Texas Educators, Employees Showing Increased Interest in ‘School Marshal’ Program

Posted: Jul 03, 2018 11:00 AM
Texas Educators, Employees Showing Increased Interest in ‘School Marshal’ Program

A program in Texas which trains armed educators and employees has seen increasing interest since the recent deadly school shootings in Parkland, Florida, and Santa Fe, Texas.

One of the training programs, run by the Alamo Area Council of Governments Regional Law Enforcement Training Academy (AACOG) in San Antonio currently has 16 participants, the biggest group to sign up since it began in 2014.

Adjunct instructor Richard Bryan said enrollees don’t want to be helpless in deadly situations.

“From what we’ve seen, just talking to the participants, they want to do something in these type of situations. If something was to go bad, they want to be able to help.”

“Last year when we scheduled it, we actually had to cancel it because there wasn’t enough interest at the time,” Bryan said.

According to the School Marshal Program, which was approved by the Texas State Legislature in 2013, trainees must complete 80 hours of instruction that will teach them prevention strategies, law enforcement techniques, and proficiency with a handgun.

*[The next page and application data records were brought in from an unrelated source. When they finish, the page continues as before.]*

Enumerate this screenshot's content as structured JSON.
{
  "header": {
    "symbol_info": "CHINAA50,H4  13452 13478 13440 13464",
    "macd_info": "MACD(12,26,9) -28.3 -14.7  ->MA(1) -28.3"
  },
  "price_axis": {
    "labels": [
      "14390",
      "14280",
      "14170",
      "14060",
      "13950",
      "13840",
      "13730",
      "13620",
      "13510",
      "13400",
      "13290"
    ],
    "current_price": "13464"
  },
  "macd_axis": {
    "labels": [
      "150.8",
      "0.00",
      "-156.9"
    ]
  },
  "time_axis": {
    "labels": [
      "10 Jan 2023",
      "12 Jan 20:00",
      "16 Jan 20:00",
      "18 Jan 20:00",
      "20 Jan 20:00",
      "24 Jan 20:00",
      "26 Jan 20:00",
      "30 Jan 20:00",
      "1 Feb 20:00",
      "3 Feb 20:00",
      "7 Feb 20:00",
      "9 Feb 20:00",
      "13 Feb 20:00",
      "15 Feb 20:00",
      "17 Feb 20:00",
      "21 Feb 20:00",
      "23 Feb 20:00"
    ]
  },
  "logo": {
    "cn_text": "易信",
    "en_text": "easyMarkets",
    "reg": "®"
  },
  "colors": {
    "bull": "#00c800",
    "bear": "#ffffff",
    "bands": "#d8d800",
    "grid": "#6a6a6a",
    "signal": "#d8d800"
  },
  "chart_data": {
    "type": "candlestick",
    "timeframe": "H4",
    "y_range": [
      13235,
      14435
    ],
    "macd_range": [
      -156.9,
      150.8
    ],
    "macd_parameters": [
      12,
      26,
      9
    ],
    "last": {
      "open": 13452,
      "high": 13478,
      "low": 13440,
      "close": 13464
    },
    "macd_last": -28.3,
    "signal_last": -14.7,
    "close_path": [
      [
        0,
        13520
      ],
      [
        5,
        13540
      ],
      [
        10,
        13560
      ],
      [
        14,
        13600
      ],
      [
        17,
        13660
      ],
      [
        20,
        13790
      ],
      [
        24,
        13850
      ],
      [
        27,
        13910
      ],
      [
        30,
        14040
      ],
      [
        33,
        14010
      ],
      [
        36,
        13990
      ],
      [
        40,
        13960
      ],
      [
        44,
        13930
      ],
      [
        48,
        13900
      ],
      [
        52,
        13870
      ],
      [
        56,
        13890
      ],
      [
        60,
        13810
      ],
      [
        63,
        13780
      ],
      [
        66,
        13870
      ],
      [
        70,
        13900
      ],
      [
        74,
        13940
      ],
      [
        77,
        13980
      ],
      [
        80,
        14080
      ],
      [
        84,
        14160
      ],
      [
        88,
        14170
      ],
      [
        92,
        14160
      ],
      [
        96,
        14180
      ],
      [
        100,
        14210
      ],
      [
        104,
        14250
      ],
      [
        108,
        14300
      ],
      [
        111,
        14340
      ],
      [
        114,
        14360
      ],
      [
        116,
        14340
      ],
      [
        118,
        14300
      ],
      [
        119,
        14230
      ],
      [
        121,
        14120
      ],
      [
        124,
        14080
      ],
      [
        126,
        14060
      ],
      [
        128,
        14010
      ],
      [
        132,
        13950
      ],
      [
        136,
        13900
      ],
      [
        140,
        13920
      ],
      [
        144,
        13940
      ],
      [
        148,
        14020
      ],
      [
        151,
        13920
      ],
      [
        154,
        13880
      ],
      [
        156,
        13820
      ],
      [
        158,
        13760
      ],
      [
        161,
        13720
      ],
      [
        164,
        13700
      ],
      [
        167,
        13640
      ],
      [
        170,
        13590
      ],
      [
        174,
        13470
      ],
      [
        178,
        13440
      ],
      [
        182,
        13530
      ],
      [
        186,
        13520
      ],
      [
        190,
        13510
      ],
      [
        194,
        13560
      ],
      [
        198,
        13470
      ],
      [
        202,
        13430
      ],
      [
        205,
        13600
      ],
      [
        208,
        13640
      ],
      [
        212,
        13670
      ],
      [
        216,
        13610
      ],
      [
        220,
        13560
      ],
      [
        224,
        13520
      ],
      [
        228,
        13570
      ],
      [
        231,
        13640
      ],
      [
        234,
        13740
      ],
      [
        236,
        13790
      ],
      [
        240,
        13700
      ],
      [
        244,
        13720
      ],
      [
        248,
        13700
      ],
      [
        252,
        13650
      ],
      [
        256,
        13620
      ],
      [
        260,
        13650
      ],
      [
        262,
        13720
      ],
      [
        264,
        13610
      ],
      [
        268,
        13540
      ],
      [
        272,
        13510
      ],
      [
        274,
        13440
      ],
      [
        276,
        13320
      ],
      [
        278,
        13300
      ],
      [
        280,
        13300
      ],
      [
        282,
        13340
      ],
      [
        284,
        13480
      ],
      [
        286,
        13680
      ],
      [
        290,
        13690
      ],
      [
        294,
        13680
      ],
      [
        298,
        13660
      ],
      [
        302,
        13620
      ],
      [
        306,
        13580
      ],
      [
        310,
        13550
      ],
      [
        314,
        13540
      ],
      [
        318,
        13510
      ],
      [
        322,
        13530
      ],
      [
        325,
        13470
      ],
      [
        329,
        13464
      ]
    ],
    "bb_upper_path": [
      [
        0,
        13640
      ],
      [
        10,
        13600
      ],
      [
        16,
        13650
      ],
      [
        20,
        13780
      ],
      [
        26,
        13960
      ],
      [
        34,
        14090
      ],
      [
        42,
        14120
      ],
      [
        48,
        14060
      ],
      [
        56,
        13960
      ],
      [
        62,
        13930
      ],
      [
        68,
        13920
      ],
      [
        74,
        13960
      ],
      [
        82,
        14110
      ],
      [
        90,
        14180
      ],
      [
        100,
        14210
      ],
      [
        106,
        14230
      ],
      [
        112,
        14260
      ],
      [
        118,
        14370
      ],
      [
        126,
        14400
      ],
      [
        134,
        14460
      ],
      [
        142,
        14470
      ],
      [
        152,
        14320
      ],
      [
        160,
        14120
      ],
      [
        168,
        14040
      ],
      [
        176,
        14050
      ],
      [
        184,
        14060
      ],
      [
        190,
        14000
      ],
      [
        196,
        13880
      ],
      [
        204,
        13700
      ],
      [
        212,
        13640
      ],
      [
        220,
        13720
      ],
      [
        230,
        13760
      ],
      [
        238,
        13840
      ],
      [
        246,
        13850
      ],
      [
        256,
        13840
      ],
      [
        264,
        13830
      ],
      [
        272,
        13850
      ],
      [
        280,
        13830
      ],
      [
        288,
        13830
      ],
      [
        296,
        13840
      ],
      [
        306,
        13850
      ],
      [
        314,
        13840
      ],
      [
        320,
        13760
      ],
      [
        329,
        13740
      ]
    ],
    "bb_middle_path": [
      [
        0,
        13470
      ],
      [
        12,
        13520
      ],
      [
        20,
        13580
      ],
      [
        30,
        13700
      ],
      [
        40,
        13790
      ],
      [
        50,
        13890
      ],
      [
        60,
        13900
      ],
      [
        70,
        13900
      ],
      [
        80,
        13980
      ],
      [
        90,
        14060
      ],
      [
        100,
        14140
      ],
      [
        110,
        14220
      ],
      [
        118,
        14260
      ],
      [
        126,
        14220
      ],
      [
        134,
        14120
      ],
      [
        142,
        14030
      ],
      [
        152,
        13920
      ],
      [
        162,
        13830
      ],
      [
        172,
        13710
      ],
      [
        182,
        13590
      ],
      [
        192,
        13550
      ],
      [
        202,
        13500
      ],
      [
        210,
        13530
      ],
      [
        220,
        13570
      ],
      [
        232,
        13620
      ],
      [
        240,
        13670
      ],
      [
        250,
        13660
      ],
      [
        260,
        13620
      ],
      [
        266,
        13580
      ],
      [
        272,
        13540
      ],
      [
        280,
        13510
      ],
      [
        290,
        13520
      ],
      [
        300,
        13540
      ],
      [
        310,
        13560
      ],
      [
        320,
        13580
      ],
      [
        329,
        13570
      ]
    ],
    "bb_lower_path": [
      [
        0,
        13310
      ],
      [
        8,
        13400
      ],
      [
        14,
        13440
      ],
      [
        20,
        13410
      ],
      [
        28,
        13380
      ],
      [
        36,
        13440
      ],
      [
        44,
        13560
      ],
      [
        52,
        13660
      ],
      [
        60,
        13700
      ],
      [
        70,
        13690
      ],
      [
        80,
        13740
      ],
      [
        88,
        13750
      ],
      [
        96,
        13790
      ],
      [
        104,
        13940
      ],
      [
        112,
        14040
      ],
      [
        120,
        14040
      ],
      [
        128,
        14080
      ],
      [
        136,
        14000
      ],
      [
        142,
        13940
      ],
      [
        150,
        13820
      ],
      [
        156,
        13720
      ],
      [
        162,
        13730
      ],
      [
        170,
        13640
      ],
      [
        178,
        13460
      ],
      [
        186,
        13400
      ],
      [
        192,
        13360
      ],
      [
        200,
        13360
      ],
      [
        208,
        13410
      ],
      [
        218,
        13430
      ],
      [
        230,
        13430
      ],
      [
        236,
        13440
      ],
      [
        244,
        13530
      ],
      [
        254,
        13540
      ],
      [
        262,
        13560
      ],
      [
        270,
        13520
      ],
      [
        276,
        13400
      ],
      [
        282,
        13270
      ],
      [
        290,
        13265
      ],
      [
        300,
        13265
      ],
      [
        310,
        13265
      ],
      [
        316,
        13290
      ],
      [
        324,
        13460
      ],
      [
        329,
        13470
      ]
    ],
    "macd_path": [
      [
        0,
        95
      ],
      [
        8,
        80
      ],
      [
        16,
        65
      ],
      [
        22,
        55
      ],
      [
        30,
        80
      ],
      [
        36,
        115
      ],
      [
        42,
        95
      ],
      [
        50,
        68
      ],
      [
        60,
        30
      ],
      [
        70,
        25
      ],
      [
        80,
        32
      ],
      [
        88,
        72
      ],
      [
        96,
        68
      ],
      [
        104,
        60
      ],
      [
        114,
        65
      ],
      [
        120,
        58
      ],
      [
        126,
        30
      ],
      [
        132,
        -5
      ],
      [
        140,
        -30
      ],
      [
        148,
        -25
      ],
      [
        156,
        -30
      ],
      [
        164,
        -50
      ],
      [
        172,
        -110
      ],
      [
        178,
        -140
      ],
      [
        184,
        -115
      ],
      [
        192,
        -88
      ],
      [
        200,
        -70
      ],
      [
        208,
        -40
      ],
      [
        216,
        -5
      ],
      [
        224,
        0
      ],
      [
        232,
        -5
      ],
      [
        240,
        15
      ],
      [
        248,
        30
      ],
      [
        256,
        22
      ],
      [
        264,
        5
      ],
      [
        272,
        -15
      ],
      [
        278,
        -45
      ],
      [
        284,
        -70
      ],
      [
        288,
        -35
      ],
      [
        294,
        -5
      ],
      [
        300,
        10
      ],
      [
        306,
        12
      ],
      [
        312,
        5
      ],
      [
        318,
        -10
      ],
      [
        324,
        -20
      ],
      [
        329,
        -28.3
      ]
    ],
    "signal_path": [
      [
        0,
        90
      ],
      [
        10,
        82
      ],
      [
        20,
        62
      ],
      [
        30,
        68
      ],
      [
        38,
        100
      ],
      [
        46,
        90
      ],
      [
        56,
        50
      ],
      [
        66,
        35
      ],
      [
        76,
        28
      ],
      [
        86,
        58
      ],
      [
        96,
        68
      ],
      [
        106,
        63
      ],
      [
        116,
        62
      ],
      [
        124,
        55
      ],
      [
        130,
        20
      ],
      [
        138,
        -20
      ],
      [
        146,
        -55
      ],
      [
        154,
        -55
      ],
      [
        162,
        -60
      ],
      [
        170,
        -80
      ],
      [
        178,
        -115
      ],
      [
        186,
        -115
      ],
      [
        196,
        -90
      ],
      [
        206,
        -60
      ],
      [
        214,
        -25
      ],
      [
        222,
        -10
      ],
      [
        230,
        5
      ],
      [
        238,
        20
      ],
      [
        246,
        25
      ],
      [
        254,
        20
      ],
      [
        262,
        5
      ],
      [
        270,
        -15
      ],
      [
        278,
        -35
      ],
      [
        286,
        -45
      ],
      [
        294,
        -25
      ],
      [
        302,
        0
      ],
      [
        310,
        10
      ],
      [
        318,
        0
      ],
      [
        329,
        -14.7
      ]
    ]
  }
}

“School districts across Texas now have the option of training selected employees to be armed marshals,” the program states.

“These marshals will serve to protect students from armed intruders in accordance with HB 1009. Individuals participating in this newly designed program will be a current district employee and already possess a current concealed handgun license. This training gives school districts another option for protection of students.”

Florida Senate Bill 7026, enacted in response to the school shooting in Parkland, Florida, came up with a program that allows its school districts to choose whether or not to participate in a school guardian program if it is offered in their county.

However, a summary of the bill states that teachers are not required to be part of the program or to carry a weapon.

“No teacher will be required to participate. In fact, the legislation provides that personnel that are strictly classroom teachers with no other responsibilities cannot participate, with specified exceptions.”

However, during an interview last month, Fort Worth ISD Superintendent Kent Scribner said he was not yet on board with the idea of arming teachers in the classroom.

“Trained professional officers, on our middle school, high school and moving forward our elementary campuses is what we want. Things have to be organized. Things have to be well thought out, so at this moment, I don’t think that any of us quite frankly, are prepared to implement a policy like that in the short term.”

During a hearing last month with Texas lawmakers to discuss ways to prevent future school shootings, Mike Matranga who is head of security for the Texas City school district said that hiring a police officer to patrol the school would be a better option than arming teachers and employees.

“If you’re going to designate a marshal or a guardian, why not just hire another police officer and put them in a school? They’re better trained. They’re better equipped. They have the ability to make judgments. It seems like you’re putting a Band-Aid on a hemorrhage.”

Texas Commission on Law Enforcement (TCOLE) spokeswoman Gretchen Grigsby said she estimated that 110 people have already signed up for the summer course.

“School safety is on a lot of people’s minds now,” Grigsby told KSAT news.